"While we have no desire to spend public funds on lawyers and litigation, it seems the BOE has decided upon this course," Hopkins wrote. "We remain very willing and able to sit down with the BOE without lawyers and see if we can find a solution that makes sense for the citizens of Newton County. However, until the BOE sees fit to invest its time in productive discussions rather than paying lawyers, we have no choice but to ready ourselves to defend our fees and prevail on the fact that we have the right to charge a sewer tap fee and under no circumstances are we obligated to grant sewer access for free."
In turn, he asked the board to provide through an ORR 27 items, such as bid documents, communication about planning information, construction budgets, contracts and other items for the new high school.
In February 2012, the BOE apparently requested to meet with the authority board. Afterward, authority board Chair Jimmy French sent the school board a letter, letting it know that it can either build and maintain a private septic field or tap into the sewer system. He also acknowledged that the board paid recent tap fees for projects without protest.
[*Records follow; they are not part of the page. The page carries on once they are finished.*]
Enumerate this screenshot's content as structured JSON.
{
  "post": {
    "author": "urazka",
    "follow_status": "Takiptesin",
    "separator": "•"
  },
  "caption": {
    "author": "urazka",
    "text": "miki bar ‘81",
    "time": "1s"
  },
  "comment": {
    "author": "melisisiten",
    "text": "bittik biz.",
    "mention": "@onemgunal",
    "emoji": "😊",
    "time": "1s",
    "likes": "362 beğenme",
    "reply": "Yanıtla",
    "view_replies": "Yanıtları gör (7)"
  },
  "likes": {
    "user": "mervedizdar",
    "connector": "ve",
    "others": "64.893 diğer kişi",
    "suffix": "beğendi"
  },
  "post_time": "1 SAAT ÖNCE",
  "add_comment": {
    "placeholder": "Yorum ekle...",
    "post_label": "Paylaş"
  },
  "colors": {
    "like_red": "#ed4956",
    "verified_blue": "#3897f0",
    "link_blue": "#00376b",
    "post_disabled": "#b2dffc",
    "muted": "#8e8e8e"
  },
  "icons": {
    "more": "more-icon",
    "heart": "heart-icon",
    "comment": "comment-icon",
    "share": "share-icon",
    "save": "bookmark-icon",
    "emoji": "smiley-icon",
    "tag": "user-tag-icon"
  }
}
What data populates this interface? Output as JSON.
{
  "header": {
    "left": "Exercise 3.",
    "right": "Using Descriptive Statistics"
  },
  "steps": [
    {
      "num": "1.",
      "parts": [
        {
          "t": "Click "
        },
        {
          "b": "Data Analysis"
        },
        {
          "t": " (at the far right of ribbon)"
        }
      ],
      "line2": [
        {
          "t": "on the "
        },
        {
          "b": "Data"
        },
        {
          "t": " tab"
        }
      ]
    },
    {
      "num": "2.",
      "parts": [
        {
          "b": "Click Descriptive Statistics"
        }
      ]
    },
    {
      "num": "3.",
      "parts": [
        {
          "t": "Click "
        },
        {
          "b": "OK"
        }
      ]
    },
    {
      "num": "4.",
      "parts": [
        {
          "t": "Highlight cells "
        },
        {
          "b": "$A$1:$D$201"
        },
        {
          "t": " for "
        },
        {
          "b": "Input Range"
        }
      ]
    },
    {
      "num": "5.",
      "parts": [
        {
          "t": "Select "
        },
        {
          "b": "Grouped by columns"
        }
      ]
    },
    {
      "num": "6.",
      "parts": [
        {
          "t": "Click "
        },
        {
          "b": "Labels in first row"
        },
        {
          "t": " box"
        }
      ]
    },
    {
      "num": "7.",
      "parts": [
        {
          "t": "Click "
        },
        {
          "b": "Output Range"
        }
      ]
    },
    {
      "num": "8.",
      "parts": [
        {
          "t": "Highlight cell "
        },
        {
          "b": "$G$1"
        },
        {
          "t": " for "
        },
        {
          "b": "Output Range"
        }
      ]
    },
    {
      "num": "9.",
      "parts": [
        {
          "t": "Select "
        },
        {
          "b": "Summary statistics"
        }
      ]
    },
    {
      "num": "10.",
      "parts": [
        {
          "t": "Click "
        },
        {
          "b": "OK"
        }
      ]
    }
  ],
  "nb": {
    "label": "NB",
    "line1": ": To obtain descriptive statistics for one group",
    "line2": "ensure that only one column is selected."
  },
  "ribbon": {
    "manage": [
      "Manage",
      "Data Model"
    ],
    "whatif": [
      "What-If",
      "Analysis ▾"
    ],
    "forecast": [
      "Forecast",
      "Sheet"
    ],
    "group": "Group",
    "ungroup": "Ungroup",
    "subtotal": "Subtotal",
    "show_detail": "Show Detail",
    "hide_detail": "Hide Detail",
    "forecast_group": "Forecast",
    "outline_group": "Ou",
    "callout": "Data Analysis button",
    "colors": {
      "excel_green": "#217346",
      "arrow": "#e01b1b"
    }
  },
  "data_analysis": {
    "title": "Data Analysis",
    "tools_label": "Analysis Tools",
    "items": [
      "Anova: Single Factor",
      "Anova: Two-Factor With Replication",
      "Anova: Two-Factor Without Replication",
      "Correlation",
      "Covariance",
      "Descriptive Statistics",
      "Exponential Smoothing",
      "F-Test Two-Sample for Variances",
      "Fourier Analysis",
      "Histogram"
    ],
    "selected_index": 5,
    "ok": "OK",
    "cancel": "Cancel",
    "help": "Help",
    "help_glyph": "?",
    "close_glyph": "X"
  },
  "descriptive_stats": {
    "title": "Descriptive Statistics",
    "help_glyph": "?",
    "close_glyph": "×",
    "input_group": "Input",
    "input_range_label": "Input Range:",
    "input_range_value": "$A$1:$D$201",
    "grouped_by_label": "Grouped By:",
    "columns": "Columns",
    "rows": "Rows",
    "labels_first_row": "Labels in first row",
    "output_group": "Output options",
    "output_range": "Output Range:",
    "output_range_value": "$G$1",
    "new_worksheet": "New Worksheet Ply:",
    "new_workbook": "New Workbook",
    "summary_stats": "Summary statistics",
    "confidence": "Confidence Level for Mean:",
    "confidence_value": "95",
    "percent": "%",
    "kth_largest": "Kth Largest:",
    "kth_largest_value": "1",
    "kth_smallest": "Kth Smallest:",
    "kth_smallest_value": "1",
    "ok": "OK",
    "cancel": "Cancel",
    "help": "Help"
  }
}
He noted that the BOE can be charged between eight and 28 gallons per student, but the authority only charges for eight gallons, so the tap fee "is much less than what it probably ought to be."
He said the authority membership was "a bit offended by the BOE's approach" -- the authority tried to speak to the board members but none would talk, seeming to have been advised by a lawyer not to speak.
"Instead of open discussion, we received multiple threatening letters from a lawyer seeking 30+ years worth of documents. We would have preferred a series of civil conversations," French wrote.
He said that the board has expressed paying at the time of occupancy rather than at construction, so he offered for the board to pay half of the fee at the start of construction and half when services begin.
Later in February, the school board drafted a letter in response to French, saying that the authority collects fees based upon a formula that is not "fair and equitable to the public school system" since the school board was required to pay 100 percent of the fee for the maximum capacity of the school that wouldn't open until Aug. 2013 and wouldn't reach capacity for several years, while developers of subdivisions don't pay until a building permit is issued.
The school board requested that the authority refund the school board $240,000 and allow the board to pay half of the fees in July 2013, and that in September 2013, the board pay based on the actual student population and would pay additional sewer fees each September if student population increases until it reaches capacity.
"The Board is not asking for special privileges, rather, the Board is asking that the Authority do what is fair and equitable for the public school system," the board wrote.
French responded in March through a letter, saying that the school board is a commercial user, not a residential user. He said that commercial and industrial developers are treated similar to the BOE, and residents are charged when the buildings get built.
School board Chair Eddie Johnson and member Almond Turner apparently met with French and member Keith Ellis for a settlement meeting afterward to discuss the dispute with no lawyers or executives present, according to the ORR. No notes from the meeting were provided.
"Rather than expend taxpayer and ratepayer resources on litigation, the parties desire to settle all claims, matters, controversies and disputes between them regarding fees assessed by the authority related to the project," reads the settlement agreement.
NCSS was billed by Smith, Welch, Webb and White for $3,994.04 in attorney fees from November 2011 to August 2012. Campbell has yet to bill the school board for the matter, but also provided services in the case.
As part of the settlement, the authority agreed to give the school board a lump sum credit of $36,000 for future water and sewer bills.